Mary Baker Eddy, the founder of Christian Science, was one of the most famous religious figures of the late nineteenth century, eliciting harsh criticism even as she gained thousands of followers. The influence of sentimental Christianity has largely been ignored in work on her rhetoric, excluding her from the long tradition of female preaching in the nineteenth century. Rather than an outlier to this tradition, Eddy institutionalized sentimental Christianity in her new church with significant implications for women’s rhetorical authority. This paper ultimately argues that Eddy reconstituted the institutions that had defined the order of discourse of mid-century sentimental Christianity—building on them but likewise transforming them to suit her belief that matter was not real. It was this rejection of the pulpit and the masculine body that inhabited it that drew women from the churches of their childhood and validated their roles as advocates and leaders in the new denomination.
|Number of pages||25|
|Journal||Journal for the History of Rhetoric|
|State||Published - 2021|
Bibliographical notePublisher Copyright:
© 2021 American Society for the History of Rhetoric.
ASJC Scopus subject areas

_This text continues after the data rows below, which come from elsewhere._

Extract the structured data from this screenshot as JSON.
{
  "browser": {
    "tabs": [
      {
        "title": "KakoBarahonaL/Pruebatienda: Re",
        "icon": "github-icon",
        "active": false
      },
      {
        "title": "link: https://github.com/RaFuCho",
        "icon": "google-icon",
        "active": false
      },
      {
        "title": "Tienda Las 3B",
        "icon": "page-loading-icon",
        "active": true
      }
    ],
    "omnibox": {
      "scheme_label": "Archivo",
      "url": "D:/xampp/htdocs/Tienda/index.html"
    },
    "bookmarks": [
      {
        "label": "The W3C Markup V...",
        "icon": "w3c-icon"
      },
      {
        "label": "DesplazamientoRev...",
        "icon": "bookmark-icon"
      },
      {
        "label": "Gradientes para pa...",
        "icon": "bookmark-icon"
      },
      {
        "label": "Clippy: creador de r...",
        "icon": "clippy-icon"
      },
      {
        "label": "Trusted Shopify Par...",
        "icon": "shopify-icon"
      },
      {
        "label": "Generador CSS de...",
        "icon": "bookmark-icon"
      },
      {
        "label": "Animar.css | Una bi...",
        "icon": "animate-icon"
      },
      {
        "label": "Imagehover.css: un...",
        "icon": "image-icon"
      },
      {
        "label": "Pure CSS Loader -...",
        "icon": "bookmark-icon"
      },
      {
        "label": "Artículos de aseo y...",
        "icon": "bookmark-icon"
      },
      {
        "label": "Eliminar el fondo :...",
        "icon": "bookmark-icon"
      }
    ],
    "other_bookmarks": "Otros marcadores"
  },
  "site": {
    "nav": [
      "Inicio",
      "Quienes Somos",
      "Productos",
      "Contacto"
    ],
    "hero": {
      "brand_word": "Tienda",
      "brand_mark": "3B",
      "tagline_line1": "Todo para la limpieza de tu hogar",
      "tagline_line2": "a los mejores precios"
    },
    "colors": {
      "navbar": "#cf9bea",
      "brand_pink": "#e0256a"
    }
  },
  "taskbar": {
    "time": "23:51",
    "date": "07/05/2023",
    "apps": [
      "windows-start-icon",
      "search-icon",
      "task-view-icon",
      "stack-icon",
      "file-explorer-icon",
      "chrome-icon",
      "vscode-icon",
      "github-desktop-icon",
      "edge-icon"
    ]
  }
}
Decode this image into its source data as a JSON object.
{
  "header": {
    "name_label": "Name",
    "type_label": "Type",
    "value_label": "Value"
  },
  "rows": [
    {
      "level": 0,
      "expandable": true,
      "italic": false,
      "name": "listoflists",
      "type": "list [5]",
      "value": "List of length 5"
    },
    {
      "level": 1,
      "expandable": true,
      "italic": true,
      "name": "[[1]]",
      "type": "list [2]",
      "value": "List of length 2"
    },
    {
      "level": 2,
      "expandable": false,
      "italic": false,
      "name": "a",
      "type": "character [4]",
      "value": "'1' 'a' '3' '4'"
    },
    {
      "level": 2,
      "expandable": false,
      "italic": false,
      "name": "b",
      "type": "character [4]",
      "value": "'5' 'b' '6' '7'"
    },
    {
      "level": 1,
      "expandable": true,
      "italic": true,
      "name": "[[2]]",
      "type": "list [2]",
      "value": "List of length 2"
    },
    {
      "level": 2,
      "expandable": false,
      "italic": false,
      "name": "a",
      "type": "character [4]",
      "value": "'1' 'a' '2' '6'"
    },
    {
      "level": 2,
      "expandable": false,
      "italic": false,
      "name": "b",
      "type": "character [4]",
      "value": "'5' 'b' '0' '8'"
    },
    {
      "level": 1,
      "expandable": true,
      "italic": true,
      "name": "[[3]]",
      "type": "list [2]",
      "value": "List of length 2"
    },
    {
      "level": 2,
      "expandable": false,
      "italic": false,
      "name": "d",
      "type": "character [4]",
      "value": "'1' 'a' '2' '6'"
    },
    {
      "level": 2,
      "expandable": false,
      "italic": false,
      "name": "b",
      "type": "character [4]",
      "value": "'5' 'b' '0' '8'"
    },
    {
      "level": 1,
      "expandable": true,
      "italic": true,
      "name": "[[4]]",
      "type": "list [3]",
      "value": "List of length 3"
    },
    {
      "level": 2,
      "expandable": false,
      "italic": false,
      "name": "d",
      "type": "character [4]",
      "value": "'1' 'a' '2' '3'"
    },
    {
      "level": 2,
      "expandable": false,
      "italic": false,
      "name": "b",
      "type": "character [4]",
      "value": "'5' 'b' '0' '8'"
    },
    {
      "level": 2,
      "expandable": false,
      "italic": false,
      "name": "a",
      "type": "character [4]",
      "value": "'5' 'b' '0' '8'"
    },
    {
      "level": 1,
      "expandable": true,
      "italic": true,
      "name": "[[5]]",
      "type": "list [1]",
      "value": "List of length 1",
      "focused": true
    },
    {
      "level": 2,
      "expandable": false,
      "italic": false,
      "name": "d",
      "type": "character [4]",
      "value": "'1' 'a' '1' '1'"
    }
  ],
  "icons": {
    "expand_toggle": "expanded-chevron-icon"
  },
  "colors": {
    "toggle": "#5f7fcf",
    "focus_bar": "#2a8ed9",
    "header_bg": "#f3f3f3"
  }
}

- Language and Linguistics
- Literature and Literary Theory
- Linguistics and Language